[Task objective] The listing below is to be duplicated exactly, with every picture omitted.

[Listed entries]
-*-*-

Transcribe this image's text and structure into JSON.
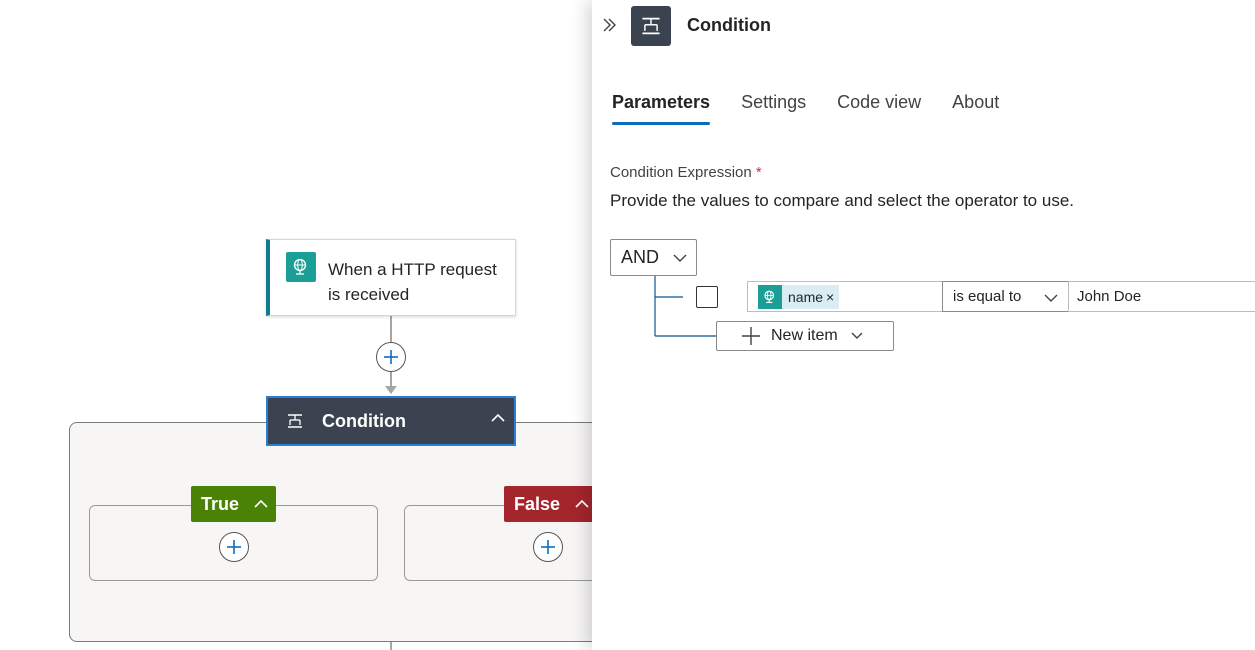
{
  "canvas": {
    "trigger": {
      "title": "When a HTTP request is received",
      "icon": "http-request-icon"
    },
    "condition_node": {
      "label": "Condition",
      "icon": "condition-icon"
    },
    "branches": [
      {
        "label": "True",
        "color": "#498205"
      },
      {
        "label": "False",
        "color": "#a4262c"
      }
    ]
  },
  "panel": {
    "title": "Condition",
    "tabs": [
      {
        "label": "Parameters",
        "active": true
      },
      {
        "label": "Settings",
        "active": false
      },
      {
        "label": "Code view",
        "active": false
      },
      {
        "label": "About",
        "active": false
      }
    ],
    "field_label": "Condition Expression",
    "required_mark": "*",
    "description": "Provide the values to compare and select the operator to use.",
    "group_operator": "AND",
    "row": {
      "checked": false,
      "token_label": "name",
      "token_remove": "×",
      "operator": "is equal to",
      "value": "John Doe"
    },
    "new_item_label": "New item"
  },
  "colors": {
    "accent": "#0f6cbd",
    "node_dark": "#3b4350",
    "trigger_teal": "#1b9e96"
  }
}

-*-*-

[Answer section]
Transcribe this image's text and structure into JSON.
{
  "canvas": {
    "trigger": {
      "title": "When a HTTP request is received",
      "icon": "http-request-icon"
    },
    "condition_node": {
      "label": "Condition",
      "icon": "condition-icon"
    },
    "branches": [
      {
        "label": "True",
        "color": "#498205"
      },
      {
        "label": "False",
        "color": "#a4262c"
      }
    ]
  },
  "panel": {
    "title": "Condition",
    "tabs": [
      {
        "label": "Parameters",
        "active": true
      },
      {
        "label": "Settings",
        "active": false
      },
      {
        "label": "Code view",
        "active": false
      },
      {
        "label": "About",
        "active": false
      }
    ],
    "field_label": "Condition Expression",
    "required_mark": "*",
    "description": "Provide the values to compare and select the operator to use.",
    "group_operator": "AND",
    "row": {
      "checked": false,
      "token_label": "name",
      "token_remove": "×",
      "operator": "is equal to",
      "value": "John Doe"
    },
    "new_item_label": "New item"
  },
  "colors": {
    "accent": "#0f6cbd",
    "node_dark": "#3b4350",
    "trigger_teal": "#1b9e96"
  }
}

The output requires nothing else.